Guidelines for Funding Consideration
Season To Share is a campaign of Denver Post Charities (DPC), a McCormick Foundation Fund. As part of the foundation’s transition towards new and focused grantmaking strategies, DPC supports eligible organizations and programs that help low-income children, youth and families overcome obstacles impeding progress out of poverty and towards stabilization and self-sufficiency.
Priority funding consideration is given to programs that meet criteria in one of five funding areas. Programs must demonstrate evidence of impact through measurable client outcomes. Please click here for the foundation’s Program Evaluation Guide.
Grant Application Process
Instructions for the 2014 grant application process are as follows:
- If your agency received a grant in 2013, a 2014 grant application will be automatically electronically transmitted in mid-December, 2013 (unless otherwise notified).
- If your agency received a transition grant in 2013 (or earlier), the agency’s program is most likely ineligible for future funding consideration.
- The Denver Post Charities Letter of Inquiry process is currently closed.
General Application Requirements
Eligible organizations/programs will:
- have 501(c)3 federal tax-exempt status
- demonstrate one full year of program services and outcomes
- demonstrate a strong financial position
- serve residents of the Denver metropolitan area (restricted to Adams, Arapahoe, Boulder, Broomfield, Denver, Douglas, and Jefferson Counties)
- report strong measurable outcomes and meet grantmaking criteria in one funding area
Ineligible funding requests:
- Capital campaigns or endowments or other reserve funds
- Public or private schools
- Government agencies
- Programs that do not fit funding guidelines or grantmaking strategies
For additional information, please review “Related Issues” on the left pane.
Child/Youth Education: This giving area helps children and youth in grades K-12 achieve academic success, complete high school, and enter and persist in post-secondary education/vocational programs. Priority is given to programs that address one of three key transition points: (1) third grade reading proficiency; (2) successful transition from 8th-9th grade OR (3) successful transition from high school to post-secondary opportunities. Programs addressing non-cognitive barriers that impede students’ successful school engagement and progress will also be considered.
Health and Wellness: Eligible programs provide access to healthcare in low income areas and promote healthy living practices for low income individuals. Priority programs include: (1) community health access (2) school-based health access (3) obesity awareness, prevention and treatment and/or (4) maternal and child health.

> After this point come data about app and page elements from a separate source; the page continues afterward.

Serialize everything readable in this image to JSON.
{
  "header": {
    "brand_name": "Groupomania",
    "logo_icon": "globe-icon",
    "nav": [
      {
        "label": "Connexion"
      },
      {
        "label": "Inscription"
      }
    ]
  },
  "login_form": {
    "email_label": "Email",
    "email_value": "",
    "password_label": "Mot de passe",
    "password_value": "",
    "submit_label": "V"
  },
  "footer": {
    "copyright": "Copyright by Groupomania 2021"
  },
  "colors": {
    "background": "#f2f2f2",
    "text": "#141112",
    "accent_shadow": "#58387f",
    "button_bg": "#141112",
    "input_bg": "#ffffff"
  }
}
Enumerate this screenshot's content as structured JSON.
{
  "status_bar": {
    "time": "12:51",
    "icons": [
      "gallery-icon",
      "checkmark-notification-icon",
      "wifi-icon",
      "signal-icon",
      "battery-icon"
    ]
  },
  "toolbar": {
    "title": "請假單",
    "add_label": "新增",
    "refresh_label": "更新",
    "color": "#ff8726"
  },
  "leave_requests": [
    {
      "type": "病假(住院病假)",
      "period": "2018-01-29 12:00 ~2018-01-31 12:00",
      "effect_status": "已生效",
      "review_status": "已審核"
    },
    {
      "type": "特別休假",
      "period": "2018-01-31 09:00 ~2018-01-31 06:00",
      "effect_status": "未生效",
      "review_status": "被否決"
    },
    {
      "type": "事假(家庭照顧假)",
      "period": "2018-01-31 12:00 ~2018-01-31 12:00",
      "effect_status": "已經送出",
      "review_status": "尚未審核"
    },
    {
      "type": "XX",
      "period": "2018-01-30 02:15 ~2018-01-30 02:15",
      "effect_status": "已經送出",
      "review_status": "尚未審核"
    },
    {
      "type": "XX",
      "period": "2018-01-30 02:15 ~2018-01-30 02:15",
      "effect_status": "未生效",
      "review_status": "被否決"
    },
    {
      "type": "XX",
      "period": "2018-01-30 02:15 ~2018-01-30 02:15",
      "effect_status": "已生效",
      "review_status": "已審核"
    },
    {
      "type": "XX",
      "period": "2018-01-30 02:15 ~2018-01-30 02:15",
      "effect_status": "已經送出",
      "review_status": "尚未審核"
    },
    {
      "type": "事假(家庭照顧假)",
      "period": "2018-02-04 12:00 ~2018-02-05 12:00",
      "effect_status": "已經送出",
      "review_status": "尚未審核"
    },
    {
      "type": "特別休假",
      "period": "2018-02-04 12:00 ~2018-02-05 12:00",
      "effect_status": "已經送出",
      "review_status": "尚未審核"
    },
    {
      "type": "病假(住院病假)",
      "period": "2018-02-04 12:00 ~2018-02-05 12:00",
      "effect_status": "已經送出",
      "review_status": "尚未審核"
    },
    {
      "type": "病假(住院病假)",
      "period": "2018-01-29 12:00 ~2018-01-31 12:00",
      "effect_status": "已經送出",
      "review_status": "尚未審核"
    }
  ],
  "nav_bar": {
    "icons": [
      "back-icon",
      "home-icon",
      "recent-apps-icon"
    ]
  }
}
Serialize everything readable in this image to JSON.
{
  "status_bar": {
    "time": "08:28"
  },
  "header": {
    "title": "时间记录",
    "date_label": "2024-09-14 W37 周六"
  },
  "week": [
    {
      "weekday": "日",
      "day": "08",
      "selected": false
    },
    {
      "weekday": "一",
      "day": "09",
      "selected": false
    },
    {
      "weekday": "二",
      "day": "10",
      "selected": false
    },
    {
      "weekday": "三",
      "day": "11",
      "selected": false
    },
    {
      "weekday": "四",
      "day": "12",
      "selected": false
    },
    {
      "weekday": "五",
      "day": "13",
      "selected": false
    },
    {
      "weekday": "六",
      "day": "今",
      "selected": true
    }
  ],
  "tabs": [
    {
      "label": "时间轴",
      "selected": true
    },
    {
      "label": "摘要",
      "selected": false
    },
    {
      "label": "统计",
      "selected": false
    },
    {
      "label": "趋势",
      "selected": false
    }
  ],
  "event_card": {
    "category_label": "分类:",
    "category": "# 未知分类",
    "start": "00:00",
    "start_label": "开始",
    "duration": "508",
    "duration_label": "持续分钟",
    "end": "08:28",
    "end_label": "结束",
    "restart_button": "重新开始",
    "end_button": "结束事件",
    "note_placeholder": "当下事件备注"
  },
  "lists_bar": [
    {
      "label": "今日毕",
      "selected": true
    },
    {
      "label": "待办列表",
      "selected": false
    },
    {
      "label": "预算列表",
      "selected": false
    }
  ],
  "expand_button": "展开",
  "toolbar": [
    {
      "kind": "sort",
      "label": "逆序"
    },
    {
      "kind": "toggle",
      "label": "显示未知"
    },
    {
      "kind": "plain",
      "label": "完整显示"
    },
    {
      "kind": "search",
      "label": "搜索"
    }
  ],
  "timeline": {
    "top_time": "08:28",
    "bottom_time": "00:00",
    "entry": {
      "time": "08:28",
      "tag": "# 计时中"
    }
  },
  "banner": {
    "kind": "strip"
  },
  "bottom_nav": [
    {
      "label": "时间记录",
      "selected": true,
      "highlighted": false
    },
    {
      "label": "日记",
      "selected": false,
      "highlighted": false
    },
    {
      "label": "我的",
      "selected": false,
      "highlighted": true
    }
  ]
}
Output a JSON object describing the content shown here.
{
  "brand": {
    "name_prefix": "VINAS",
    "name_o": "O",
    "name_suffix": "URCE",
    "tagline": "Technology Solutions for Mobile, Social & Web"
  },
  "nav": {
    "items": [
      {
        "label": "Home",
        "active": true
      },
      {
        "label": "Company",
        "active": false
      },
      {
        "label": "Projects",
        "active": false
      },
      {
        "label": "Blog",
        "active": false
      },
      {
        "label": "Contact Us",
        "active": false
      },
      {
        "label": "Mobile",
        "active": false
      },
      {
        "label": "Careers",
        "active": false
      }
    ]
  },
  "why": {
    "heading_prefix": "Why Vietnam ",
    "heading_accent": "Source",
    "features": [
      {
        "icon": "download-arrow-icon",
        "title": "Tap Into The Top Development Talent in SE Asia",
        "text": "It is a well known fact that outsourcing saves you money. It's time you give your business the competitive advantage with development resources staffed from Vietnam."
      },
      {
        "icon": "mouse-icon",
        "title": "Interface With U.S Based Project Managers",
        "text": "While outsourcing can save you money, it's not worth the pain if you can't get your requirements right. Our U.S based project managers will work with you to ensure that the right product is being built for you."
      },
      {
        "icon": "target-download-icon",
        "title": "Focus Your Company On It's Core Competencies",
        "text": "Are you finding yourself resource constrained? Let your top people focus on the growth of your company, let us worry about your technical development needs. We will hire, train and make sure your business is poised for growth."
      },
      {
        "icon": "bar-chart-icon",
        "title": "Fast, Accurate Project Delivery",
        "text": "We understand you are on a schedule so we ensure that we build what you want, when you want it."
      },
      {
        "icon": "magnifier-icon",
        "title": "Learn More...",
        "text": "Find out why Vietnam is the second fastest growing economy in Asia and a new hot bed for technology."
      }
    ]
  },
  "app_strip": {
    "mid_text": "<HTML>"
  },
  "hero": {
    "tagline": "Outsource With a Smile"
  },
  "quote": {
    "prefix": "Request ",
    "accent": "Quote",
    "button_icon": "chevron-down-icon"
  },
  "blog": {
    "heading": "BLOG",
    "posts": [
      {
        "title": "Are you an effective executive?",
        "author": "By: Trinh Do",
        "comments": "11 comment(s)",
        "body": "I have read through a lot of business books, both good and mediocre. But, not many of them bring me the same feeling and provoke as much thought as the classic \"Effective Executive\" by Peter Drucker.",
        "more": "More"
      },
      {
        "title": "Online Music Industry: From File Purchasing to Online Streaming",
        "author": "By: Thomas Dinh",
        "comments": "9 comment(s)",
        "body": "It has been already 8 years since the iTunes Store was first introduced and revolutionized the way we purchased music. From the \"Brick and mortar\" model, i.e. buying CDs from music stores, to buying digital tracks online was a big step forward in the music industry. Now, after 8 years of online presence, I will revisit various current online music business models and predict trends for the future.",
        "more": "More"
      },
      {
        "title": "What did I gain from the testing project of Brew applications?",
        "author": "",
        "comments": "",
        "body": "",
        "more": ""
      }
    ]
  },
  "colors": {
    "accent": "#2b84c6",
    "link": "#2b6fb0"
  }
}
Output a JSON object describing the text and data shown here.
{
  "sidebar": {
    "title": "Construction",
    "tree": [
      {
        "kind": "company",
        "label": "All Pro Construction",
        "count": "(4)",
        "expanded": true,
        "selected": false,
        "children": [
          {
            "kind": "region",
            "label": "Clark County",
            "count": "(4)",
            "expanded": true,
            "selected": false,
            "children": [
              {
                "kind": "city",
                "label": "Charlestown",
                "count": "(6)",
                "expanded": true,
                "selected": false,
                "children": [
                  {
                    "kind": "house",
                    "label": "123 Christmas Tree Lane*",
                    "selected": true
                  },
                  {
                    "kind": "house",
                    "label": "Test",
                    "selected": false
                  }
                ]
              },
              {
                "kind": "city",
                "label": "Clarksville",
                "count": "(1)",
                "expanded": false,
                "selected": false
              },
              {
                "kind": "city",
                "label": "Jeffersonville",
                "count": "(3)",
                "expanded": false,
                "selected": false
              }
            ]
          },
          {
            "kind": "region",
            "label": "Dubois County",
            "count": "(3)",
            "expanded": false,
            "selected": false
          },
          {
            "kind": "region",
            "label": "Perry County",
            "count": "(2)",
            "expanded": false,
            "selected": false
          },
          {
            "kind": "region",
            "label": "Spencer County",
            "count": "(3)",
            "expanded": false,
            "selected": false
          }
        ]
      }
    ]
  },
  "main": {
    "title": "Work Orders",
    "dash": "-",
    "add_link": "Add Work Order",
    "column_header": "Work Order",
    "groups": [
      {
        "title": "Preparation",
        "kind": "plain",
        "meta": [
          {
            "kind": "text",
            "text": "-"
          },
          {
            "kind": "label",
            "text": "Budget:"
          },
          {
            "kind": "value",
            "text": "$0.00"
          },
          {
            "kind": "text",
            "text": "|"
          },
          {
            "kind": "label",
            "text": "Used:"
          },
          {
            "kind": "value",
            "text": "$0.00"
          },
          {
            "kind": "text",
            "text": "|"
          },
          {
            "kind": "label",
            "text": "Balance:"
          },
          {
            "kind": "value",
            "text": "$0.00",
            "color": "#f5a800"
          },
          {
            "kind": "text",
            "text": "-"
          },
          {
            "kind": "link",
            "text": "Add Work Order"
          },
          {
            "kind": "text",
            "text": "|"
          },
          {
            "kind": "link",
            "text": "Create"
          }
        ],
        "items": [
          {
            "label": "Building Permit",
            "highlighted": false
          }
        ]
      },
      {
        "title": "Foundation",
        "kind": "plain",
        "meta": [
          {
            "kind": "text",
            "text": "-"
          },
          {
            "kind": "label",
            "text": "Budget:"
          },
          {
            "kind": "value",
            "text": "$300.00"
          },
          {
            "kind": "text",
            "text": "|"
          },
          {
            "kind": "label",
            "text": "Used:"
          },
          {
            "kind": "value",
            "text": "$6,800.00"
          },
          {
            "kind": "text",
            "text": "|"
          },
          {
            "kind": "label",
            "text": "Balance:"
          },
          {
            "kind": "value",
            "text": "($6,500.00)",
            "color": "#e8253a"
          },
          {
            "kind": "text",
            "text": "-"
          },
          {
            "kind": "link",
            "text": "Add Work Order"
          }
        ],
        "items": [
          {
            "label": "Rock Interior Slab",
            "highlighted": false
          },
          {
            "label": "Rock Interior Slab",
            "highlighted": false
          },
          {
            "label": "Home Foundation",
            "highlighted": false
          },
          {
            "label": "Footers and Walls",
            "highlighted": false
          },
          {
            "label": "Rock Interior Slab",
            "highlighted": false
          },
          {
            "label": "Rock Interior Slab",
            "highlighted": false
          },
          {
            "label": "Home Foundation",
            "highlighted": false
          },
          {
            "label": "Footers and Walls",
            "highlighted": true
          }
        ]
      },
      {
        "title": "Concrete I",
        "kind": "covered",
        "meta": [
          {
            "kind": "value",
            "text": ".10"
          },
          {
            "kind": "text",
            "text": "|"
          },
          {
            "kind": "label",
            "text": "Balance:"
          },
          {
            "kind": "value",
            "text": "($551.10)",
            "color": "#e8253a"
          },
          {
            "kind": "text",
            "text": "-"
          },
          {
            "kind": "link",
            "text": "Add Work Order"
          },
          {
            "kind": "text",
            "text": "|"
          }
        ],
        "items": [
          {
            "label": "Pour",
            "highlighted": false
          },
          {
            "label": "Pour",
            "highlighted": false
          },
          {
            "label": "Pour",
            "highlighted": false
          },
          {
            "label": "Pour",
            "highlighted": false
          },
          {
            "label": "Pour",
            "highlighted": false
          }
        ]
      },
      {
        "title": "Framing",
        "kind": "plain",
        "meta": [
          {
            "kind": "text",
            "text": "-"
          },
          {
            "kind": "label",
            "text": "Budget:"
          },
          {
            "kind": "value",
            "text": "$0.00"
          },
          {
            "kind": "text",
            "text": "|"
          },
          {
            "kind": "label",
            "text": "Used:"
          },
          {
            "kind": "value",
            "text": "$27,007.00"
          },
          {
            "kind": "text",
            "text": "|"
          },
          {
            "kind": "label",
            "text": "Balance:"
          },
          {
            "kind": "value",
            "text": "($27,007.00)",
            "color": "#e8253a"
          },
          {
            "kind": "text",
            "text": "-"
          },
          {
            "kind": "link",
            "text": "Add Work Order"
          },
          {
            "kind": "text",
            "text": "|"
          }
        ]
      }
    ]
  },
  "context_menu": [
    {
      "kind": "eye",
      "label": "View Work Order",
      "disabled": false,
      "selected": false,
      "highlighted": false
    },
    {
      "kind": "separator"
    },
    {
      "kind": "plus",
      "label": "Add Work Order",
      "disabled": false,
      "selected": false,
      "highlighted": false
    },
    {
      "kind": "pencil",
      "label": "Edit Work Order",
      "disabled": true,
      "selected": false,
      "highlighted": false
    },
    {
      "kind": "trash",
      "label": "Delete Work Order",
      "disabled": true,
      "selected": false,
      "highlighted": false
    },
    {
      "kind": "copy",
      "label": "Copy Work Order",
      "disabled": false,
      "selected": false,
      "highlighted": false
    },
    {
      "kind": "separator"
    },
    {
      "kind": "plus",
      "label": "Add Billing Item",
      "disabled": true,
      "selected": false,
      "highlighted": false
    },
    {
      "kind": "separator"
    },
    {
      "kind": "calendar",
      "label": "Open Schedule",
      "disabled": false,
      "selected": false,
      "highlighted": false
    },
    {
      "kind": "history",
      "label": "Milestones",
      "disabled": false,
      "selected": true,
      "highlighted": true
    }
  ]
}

Housing: Programs in this area implement prevention and/or long-term housing strategies with multiple wrap-around services for individuals and families. Eligible programs include: (1) homelessness prevention and (2) supportive and transitional housing (six months or more). Priority is given to programs that effectively demonstrate impact by moving clients into more permanent and/or stable housing.
Hunger: Priority consideration is given only to large-scale programs that implement and track the impact of hunger alleviation strategies targeting specific geographic areas where gaps for nutritional services exist, or that address the nutritional needs of specific groups (i.e. children, families, seniors, the infirmed). Required primary outcome data includes (1) increased access to healthy nutritious foods (2) reduced rates of hunger services for case-managed clients, and/or (3) increased participation in federal nutrition programs (SNAP, school breakfast, after school and summer nutrition). Single hunger relief programs are ineligible for support.
Adult Literacy: Priority is given to one of three community-based programs serving the needs of low level learners: (1) beginning literacy (2) pre-bridge and (2) bridge programs. Adult Basic Education (ABE) and English as a Second Language (ESL) programs must demonstrate intent and appropriate development of a modified (workforce-enhanced) curriculum with a depth of academic supports, and career, social and transitional services that help low income learners raise their English proficiency and reading grade levels to meet eligibility requirements for and enrollment in more advanced literacy programs, certificate-bearing workforce training programs, high school equivalency GED classes, and/or credit-bearing post-secondary education programs.
If you have any grantmaking questions, please contact:
, Senior Program Officer, 312.445.5052 If you have any administrative or process questions, please contact:Jan Miller
, Administrative Officer, 312.445.5040
McCormick Foundation, Communities Program